What happened

Shares of Dynavax Technologies Corporation (NASDAQ:DVAX) are up by over 11% in pre-market trading on modest volume this morning, following a report that management is exploring different strategic options for its hepatitis B vaccine, Heplisav-B, including a licensing deal or an outright sale.

Man receiving an injection from a nurse.

Image source: Getty Images.

So what

After receiving a positive advisory committee vote earlier this year, Heplisav-B is now widely expected to get the green light from the FDA in the next few weeks. If that line holds, the vaccine should be on the market in early 2018.

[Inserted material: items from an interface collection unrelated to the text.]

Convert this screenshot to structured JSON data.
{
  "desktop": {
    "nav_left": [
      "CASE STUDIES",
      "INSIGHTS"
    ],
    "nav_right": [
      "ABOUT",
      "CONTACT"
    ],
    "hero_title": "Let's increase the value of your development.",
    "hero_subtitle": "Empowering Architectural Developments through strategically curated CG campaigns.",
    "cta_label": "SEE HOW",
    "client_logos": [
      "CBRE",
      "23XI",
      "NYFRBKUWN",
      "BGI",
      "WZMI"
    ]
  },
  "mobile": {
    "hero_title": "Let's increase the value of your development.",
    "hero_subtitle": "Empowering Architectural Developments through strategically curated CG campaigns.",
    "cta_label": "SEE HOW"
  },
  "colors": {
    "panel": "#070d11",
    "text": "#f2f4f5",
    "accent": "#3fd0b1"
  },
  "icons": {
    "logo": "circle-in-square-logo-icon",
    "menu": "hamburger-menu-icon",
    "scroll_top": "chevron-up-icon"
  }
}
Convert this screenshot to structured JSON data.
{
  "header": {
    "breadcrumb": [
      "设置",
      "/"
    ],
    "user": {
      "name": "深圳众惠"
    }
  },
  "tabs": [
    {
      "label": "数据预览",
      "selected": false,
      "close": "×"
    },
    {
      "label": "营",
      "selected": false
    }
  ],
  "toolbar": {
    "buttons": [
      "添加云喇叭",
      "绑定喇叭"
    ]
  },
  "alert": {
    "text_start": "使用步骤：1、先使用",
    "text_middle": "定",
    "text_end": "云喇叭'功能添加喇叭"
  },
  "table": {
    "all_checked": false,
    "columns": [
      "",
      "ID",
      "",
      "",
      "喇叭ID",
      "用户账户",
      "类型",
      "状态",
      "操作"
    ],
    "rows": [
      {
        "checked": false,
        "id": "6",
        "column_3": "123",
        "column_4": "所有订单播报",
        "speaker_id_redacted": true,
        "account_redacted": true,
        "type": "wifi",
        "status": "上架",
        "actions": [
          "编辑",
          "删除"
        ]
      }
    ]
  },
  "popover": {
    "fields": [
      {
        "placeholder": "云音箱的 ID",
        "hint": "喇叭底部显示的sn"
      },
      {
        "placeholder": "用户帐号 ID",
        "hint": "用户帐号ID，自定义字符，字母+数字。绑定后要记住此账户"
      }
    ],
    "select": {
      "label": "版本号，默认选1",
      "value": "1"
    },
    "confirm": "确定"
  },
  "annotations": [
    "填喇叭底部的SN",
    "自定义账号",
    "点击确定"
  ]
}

While that's certainly good news, the problem is that Dynavax lacks the infrastructure necessary to maximize the vaccine's commercial potential. So a licensing deal or a sale of the vaccine to a bigger pharma might be the best route for Dynavax at this stage. The company, after all, could use a cash infusion to apply toward the development of its early to midstage immuno-oncology pipeline. 

Now what

Dynavax has yet to decide exactly what to do with Heplisav-B. And if a suitor isn't willing to pay a reasonable price for the promising vaccine, the company appears set to proceed with a launch on its own.

However, the most likely outcome is, in fact, a licensing deal. FDA-approved vaccines are highly sought-after products in the pharma space because they tend to provide sustainable levels of revenue for upwards of a decade or even longer. Plus, Heplisav-B has a compelling clinical profile that suggests that it could quickly become the market share leader, generating upwards of $700 million in sales per year at peak. 

The bottom line is that either a licensing deal or a sale would relieve Dynavax from having to divert cash away from its fledgling immuno-oncology pipeline to raise a sales force, and it would also greatly extend the company's cash runway. That's a win-win for shareholders, and why a deal seems imminent.